● **Exercise**
Give back all the data exactly as it was written.

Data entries
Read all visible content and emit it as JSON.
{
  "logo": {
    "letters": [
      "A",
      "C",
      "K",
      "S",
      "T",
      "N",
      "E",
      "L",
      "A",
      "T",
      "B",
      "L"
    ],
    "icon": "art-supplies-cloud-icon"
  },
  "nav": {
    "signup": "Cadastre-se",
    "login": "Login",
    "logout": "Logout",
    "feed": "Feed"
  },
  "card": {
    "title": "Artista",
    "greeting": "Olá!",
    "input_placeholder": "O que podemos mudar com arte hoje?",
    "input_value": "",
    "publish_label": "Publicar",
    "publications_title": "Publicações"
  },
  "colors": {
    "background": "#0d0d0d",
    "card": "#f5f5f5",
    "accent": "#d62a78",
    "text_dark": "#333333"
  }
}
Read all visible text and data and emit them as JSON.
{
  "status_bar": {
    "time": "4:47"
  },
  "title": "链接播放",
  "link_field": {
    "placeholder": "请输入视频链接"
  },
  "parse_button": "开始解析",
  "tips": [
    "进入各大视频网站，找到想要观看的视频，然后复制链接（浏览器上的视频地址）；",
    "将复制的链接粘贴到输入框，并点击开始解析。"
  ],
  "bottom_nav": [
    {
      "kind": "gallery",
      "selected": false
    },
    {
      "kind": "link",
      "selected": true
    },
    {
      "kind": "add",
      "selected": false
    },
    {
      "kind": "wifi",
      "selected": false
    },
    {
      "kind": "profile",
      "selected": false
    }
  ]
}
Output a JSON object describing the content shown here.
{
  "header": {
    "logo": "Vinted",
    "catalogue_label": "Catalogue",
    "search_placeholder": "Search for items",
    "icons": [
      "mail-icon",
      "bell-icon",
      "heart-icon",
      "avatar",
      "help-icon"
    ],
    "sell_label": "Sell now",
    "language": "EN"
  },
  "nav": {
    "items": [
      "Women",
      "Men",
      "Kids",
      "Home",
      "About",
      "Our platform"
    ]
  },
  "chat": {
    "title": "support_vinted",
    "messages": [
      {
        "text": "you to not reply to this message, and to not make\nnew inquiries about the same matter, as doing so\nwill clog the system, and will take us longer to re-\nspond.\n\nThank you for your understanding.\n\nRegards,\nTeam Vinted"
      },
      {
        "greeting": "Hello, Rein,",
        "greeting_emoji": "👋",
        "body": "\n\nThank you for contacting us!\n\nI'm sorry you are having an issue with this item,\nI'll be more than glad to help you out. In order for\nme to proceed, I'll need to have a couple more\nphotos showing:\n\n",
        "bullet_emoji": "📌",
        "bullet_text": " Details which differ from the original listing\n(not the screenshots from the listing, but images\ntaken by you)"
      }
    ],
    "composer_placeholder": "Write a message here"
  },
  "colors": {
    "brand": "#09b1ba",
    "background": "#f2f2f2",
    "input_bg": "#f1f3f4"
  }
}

● **Solution to the exercise**
Read all visible content and emit it as JSON.
{
  "logo": {
    "letters": [
      "A",
      "C",
      "K",
      "S",
      "T",
      "N",
      "E",
      "L",
      "A",
      "T",
      "B",
      "L"
    ],
    "icon": "art-supplies-cloud-icon"
  },
  "nav": {
    "signup": "Cadastre-se",
    "login": "Login",
    "logout": "Logout",
    "feed": "Feed"
  },
  "card": {
    "title": "Artista",
    "greeting": "Olá!",
    "input_placeholder": "O que podemos mudar com arte hoje?",
    "input_value": "",
    "publish_label": "Publicar",
    "publications_title": "Publicações"
  },
  "colors": {
    "background": "#0d0d0d",
    "card": "#f5f5f5",
    "accent": "#d62a78",
    "text_dark": "#333333"
  }
}
Read all visible text and data and emit them as JSON.
{
  "status_bar": {
    "time": "4:47"
  },
  "title": "链接播放",
  "link_field": {
    "placeholder": "请输入视频链接"
  },
  "parse_button": "开始解析",
  "tips": [
    "进入各大视频网站，找到想要观看的视频，然后复制链接（浏览器上的视频地址）；",
    "将复制的链接粘贴到输入框，并点击开始解析。"
  ],
  "bottom_nav": [
    {
      "kind": "gallery",
      "selected": false
    },
    {
      "kind": "link",
      "selected": true
    },
    {
      "kind": "add",
      "selected": false
    },
    {
      "kind": "wifi",
      "selected": false
    },
    {
      "kind": "profile",
      "selected": false
    }
  ]
}
Output a JSON object describing the content shown here.
{
  "header": {
    "logo": "Vinted",
    "catalogue_label": "Catalogue",
    "search_placeholder": "Search for items",
    "icons": [
      "mail-icon",
      "bell-icon",
      "heart-icon",
      "avatar",
      "help-icon"
    ],
    "sell_label": "Sell now",
    "language": "EN"
  },
  "nav": {
    "items": [
      "Women",
      "Men",
      "Kids",
      "Home",
      "About",
      "Our platform"
    ]
  },
  "chat": {
    "title": "support_vinted",
    "messages": [
      {
        "text": "you to not reply to this message, and to not make\nnew inquiries about the same matter, as doing so\nwill clog the system, and will take us longer to re-\nspond.\n\nThank you for your understanding.\n\nRegards,\nTeam Vinted"
      },
      {
        "greeting": "Hello, Rein,",
        "greeting_emoji": "👋",
        "body": "\n\nThank you for contacting us!\n\nI'm sorry you are having an issue with this item,\nI'll be more than glad to help you out. In order for\nme to proceed, I'll need to have a couple more\nphotos showing:\n\n",
        "bullet_emoji": "📌",
        "bullet_text": " Details which differ from the original listing\n(not the screenshots from the listing, but images\ntaken by you)"
      }
    ],
    "composer_placeholder": "Write a message here"
  },
  "colors": {
    "brand": "#09b1ba",
    "background": "#f2f2f2",
    "input_bg": "#f1f3f4"
  }
}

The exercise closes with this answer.